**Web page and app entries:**
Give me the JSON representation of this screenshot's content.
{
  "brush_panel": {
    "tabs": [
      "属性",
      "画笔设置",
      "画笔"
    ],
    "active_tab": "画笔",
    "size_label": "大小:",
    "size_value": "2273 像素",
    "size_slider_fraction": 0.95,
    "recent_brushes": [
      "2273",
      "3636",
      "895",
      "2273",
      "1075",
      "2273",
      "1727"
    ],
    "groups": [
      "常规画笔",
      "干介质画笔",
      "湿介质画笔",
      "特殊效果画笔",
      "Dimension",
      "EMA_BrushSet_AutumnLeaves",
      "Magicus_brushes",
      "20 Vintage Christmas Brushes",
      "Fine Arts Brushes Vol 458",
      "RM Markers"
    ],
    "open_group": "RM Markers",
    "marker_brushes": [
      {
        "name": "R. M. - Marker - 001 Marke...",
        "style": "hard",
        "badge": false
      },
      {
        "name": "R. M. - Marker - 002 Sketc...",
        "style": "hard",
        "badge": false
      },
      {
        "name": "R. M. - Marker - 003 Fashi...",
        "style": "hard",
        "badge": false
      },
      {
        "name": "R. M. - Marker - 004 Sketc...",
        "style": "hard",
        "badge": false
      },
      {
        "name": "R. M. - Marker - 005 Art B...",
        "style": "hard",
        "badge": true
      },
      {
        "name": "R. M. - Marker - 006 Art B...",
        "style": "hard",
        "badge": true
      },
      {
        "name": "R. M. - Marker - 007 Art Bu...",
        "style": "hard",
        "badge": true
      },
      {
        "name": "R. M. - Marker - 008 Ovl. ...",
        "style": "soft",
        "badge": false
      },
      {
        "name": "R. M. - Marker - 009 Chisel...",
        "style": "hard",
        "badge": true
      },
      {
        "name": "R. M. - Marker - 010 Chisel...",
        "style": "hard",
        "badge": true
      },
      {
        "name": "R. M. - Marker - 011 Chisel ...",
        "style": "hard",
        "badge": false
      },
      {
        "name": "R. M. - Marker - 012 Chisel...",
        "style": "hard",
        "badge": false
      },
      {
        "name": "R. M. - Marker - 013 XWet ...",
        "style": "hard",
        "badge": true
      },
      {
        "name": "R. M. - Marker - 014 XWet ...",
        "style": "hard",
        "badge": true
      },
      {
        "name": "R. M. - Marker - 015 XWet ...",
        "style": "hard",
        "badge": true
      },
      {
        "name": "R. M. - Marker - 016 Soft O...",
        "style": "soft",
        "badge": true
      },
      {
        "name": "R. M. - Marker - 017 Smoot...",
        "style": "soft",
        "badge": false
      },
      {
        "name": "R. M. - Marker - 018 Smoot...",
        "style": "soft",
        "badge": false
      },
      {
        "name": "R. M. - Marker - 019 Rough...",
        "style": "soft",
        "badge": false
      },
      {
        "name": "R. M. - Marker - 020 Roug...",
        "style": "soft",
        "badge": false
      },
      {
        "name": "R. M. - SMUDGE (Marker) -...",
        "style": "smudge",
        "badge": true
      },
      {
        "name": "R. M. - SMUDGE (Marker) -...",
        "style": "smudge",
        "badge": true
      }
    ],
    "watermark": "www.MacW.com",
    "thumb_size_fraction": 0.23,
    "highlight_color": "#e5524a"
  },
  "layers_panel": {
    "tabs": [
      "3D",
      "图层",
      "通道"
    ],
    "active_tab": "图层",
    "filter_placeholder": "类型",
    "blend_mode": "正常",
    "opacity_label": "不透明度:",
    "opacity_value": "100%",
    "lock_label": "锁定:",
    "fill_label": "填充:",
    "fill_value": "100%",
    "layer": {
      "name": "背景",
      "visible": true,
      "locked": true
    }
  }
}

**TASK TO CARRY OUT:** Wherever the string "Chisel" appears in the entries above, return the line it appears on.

**EXPECTED ANSWER:**
        "name": "R. M. - Marker - 009 Chisel...",
        "name": "R. M. - Marker - 010 Chisel...",
        "name": "R. M. - Marker - 011 Chisel ...",
        "name": "R. M. - Marker - 012 Chisel...",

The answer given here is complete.